- DATASET EXCERPTS:
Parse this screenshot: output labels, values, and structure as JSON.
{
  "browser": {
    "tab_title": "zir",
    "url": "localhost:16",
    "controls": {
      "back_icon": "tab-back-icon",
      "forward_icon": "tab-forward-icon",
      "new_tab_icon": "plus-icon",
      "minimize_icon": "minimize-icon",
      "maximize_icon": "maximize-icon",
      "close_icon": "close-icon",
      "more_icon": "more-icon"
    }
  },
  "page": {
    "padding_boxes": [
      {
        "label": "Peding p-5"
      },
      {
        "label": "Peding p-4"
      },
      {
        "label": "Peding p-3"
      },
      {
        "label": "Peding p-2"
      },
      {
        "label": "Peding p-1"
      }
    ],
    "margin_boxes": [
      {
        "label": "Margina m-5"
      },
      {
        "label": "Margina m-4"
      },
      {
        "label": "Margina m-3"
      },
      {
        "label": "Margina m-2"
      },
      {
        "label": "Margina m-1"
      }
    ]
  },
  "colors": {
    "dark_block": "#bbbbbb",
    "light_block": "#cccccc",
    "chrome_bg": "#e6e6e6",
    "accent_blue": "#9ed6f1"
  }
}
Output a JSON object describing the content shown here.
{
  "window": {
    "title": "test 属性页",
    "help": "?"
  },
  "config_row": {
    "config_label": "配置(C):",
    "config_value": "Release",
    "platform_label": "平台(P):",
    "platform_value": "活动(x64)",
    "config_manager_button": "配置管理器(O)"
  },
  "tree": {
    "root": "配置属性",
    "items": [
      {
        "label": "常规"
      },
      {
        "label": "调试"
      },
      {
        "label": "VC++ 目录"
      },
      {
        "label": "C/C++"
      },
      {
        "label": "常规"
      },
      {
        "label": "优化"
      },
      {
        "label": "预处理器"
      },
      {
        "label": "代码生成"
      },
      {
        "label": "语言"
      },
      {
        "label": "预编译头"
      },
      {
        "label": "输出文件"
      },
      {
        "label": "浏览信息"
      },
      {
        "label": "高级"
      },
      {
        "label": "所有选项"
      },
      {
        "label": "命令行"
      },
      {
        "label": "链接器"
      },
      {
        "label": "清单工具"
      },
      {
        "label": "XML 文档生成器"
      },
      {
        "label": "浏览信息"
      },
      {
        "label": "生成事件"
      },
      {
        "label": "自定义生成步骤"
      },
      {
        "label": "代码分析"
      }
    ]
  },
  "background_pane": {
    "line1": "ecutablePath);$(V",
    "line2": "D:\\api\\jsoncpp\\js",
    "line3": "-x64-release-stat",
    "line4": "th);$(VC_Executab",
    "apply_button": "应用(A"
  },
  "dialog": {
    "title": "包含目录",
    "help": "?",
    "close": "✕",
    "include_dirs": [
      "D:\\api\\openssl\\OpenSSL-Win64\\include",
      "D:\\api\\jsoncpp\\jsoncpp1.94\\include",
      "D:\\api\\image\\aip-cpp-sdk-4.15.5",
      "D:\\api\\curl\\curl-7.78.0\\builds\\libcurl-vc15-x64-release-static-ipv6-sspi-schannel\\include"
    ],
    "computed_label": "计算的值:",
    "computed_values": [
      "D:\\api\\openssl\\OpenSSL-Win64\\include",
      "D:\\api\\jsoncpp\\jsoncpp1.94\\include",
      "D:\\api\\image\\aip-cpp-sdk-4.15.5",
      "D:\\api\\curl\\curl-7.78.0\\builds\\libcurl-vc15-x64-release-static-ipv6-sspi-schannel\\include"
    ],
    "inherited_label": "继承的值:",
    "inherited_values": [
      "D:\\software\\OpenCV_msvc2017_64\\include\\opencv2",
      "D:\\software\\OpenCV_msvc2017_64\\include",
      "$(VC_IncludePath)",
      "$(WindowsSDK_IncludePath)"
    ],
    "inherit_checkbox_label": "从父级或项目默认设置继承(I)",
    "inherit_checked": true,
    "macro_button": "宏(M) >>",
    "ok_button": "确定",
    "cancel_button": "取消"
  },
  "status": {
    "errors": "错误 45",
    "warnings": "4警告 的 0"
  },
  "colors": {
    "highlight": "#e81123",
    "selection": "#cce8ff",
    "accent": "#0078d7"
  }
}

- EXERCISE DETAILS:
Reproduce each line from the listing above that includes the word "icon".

- REPLY TO THE TASK:
      "back_icon": "tab-back-icon",
      "forward_icon": "tab-forward-icon",
      "new_tab_icon": "plus-icon",
      "minimize_icon": "minimize-icon",
      "maximize_icon": "maximize-icon",
      "close_icon": "close-icon",
      "more_icon": "more-icon"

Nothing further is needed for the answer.